This has been a really special week for the entire family, said Biggadike, who plays out of The Olympic Club, site of this year’s U.S. Open. [My dad] couldn’t be here. He wants to be here. I just didn’t want to be here, but I wanted to play well and call home and hear that he’s smiling. Anything that can put a smile on his face makes me happy.
Odds and Ends
A total of eight mid-amateurs (25 and over) qualified for match play, with three, Todd White (44), Doug Hanzel(55) and Robert Leopold (27) advancing to the round of 32… White is one of the four golfers in the field this week who competed in the 1990 Amateur at Cherry Hills… The last mid-amateur to win the U.S. Amateur was John Harris at age 41 in 1993 at Champions G.C. in Houston. Austin Eaton IIIis the last mid-am to reach the semifinals (2005 at Merion G.C.)… The youngest qualifier was 17-year-old Evan Bowser, of Dearborn, Mich., and the oldest was Hanzel, 55, of Savannah, Ga. Bowser was eliminated by Cheng-Tsung Pan, of Chinese Taipei, 4 and 3… Two players from Moscow – Idaho and Pennsylvania – were in match play. World No. 1 Chris Williams (Moscow, Idaho) beat Peter Williamson, 3 and 2, and Nicholas Reach (Moscow, Pa.) lost to Patrick Duncan Jr., 1 down... The average age of the match-play field is 22.0… Of the 14 players who earned match-play spots via Wednesday’s 17-man playoff, seven produced victories, including Pieters’ 1-up win over Spieth. Another playoff survivor, Edouard Espana, of France, eliminated Curtis Thompson, of Coral Springs, Fla., 1 up. Thompson, a sophomore at Louisiana State, is the brother of 2008 U.S. Girls’ Junior champion and LPGA Tour player Lexi Thompson and current Web.com Tour player Nicholas Thompson… Cherry Hills member Michael Schoolcraft lost a late lead and dropped a 19-hole decision to Zack Munroe… Of the four University of California-Berkeley golfers who made match play, three advanced to the round of 32: Max Homa (5 and 4 over Corey Conners); playoff survivor Michael Weaver (2 and 1 over fifth-seeded Zac Blair); and Brandon Hagy(19 holes over playoff survivor Denny McCarthy). Hagy went eagle-par-birdie to win the final three holes of his match. Michael Kim was the lone victim, falling to Leopold in 20 holes…Six of the 32 matches went to extra holes. Last year, just one first-round match was extended beyond 18, with John Peterson needing 22 holes to eliminate Todd Baek.

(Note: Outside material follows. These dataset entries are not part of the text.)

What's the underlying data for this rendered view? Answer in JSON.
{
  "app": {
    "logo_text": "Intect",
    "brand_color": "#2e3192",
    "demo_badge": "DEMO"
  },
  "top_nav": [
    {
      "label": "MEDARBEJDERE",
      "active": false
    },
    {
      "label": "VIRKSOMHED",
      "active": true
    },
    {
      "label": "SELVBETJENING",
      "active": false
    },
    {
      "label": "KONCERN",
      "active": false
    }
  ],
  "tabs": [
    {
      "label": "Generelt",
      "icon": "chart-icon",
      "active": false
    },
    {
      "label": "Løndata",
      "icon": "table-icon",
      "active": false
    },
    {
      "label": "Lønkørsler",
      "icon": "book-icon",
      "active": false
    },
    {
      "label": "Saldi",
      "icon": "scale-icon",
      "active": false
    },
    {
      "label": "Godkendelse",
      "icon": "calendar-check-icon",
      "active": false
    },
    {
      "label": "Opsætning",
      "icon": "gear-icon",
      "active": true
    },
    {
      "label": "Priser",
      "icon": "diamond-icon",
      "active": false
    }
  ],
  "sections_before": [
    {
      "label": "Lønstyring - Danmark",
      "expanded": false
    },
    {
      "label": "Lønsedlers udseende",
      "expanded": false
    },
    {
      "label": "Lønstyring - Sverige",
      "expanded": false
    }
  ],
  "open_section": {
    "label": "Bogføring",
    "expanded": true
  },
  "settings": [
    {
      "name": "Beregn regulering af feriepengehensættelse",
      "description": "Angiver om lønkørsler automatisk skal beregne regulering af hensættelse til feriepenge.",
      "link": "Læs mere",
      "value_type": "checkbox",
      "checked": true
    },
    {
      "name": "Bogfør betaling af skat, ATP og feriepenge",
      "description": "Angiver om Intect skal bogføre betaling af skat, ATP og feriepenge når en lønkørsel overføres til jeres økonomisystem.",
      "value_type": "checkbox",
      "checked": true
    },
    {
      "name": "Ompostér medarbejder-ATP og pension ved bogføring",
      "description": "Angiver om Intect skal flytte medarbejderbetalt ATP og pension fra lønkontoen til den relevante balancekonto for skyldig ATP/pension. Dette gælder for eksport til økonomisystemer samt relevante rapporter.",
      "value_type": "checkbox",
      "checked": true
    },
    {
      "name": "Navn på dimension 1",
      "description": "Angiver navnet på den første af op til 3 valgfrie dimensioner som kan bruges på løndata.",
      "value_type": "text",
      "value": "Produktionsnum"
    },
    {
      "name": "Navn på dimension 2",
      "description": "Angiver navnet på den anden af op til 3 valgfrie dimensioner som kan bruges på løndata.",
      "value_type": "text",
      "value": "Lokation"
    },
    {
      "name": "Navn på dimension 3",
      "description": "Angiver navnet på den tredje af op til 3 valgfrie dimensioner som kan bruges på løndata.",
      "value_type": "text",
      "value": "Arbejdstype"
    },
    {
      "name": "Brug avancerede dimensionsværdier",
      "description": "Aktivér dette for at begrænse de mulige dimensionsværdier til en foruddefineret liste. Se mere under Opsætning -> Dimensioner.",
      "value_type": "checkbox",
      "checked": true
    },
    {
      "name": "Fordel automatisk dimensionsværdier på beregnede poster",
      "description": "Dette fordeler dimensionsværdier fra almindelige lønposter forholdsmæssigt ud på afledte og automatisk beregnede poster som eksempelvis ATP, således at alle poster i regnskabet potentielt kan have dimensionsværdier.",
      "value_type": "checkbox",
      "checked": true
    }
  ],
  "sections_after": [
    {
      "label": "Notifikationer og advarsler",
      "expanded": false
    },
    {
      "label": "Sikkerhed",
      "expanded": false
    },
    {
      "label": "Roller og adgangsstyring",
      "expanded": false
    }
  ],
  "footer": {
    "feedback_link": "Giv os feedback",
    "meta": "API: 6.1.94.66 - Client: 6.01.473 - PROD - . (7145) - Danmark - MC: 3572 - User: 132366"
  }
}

David Shefter is a senior staff writer for the USGA. Email him at email@example.com.